- Exercise aim:
Copy out every line of the data where the word "same" is found.

- Exercise input:
-=-=-

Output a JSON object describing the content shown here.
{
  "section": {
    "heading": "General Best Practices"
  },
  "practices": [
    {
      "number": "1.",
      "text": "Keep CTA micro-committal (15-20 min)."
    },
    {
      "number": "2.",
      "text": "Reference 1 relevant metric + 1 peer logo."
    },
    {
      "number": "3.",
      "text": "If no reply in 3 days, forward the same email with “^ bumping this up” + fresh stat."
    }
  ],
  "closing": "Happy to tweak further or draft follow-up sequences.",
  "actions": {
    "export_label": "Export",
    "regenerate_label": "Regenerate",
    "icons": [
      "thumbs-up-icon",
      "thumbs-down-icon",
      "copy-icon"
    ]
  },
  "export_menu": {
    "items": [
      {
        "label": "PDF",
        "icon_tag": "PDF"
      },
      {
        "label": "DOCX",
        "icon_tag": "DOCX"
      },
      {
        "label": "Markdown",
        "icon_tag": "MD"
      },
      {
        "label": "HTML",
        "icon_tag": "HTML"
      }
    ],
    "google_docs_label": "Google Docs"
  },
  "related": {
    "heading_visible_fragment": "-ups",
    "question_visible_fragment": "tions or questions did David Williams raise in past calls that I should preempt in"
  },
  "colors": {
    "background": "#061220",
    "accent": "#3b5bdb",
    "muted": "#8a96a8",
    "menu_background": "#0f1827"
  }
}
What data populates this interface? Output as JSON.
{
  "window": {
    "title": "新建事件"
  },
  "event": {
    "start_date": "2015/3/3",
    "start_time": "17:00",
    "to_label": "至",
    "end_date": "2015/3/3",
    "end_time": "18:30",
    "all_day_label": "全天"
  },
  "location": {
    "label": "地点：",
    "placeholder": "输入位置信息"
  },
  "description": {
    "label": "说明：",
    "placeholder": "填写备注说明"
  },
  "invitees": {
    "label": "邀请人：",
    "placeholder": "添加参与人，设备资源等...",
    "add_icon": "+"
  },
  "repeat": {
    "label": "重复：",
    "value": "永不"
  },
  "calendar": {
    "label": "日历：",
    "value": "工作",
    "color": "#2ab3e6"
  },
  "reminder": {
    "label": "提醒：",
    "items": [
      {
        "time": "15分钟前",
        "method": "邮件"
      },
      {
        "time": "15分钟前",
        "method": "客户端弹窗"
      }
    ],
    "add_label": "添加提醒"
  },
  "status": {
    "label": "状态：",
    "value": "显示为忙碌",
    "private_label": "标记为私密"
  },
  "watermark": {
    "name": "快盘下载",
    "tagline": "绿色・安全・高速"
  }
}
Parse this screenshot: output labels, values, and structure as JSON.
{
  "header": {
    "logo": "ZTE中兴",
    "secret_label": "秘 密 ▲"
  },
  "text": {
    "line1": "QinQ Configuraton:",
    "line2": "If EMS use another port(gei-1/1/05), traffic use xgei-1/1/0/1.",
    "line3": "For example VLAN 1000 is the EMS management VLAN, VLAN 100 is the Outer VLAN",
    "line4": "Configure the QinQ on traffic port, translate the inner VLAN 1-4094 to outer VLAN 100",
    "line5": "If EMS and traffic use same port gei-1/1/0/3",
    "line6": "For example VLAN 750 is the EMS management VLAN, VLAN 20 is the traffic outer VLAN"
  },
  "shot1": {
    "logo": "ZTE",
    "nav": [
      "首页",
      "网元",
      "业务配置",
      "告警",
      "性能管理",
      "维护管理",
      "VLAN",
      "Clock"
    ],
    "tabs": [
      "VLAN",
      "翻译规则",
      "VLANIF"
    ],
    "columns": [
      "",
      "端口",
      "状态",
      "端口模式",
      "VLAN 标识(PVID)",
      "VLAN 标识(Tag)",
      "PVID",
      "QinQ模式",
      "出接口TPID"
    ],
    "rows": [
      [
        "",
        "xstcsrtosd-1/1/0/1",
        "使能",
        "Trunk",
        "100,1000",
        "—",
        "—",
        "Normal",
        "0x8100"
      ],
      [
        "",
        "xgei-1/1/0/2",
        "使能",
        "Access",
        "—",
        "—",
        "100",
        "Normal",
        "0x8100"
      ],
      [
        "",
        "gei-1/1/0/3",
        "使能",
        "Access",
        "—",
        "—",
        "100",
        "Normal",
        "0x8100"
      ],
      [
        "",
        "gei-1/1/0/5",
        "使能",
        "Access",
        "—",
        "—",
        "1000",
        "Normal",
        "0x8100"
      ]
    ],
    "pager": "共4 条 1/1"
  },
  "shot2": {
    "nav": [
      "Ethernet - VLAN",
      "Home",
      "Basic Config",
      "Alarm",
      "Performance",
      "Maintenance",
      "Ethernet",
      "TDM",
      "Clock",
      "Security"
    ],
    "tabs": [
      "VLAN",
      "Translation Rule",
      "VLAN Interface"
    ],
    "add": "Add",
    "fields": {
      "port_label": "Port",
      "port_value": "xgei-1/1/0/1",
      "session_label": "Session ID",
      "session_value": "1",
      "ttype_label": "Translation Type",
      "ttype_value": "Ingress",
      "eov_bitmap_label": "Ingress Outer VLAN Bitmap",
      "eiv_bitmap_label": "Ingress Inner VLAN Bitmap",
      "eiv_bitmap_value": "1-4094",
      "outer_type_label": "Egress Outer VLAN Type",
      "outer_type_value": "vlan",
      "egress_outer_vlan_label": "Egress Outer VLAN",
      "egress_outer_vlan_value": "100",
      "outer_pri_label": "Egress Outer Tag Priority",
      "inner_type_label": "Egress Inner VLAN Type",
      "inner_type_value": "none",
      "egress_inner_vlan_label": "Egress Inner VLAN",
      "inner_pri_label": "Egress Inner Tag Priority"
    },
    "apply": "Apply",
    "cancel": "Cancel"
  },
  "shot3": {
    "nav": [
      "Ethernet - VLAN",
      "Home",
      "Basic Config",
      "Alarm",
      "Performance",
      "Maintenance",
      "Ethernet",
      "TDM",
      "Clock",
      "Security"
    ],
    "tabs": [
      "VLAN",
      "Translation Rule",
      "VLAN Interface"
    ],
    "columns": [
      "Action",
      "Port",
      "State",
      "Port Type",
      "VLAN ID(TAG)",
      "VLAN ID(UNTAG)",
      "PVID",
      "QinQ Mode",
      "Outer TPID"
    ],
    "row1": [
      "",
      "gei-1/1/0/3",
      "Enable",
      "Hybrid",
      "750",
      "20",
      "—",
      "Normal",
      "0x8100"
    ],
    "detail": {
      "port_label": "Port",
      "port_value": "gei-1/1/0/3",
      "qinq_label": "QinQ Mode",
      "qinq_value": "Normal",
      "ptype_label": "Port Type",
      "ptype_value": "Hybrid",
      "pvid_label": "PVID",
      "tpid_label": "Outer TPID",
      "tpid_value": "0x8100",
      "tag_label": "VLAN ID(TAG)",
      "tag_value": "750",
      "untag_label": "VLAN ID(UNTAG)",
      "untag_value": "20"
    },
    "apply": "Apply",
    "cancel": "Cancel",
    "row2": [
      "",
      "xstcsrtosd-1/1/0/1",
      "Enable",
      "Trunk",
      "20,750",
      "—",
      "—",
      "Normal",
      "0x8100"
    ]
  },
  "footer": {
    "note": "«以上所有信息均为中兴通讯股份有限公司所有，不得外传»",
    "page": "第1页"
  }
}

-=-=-

- Answer area:
      "text": "If no reply in 3 days, forward the same email with “^ bumping this up” + fresh stat."
    "line5": "If EMS and traffic use same port gei-1/1/0/3",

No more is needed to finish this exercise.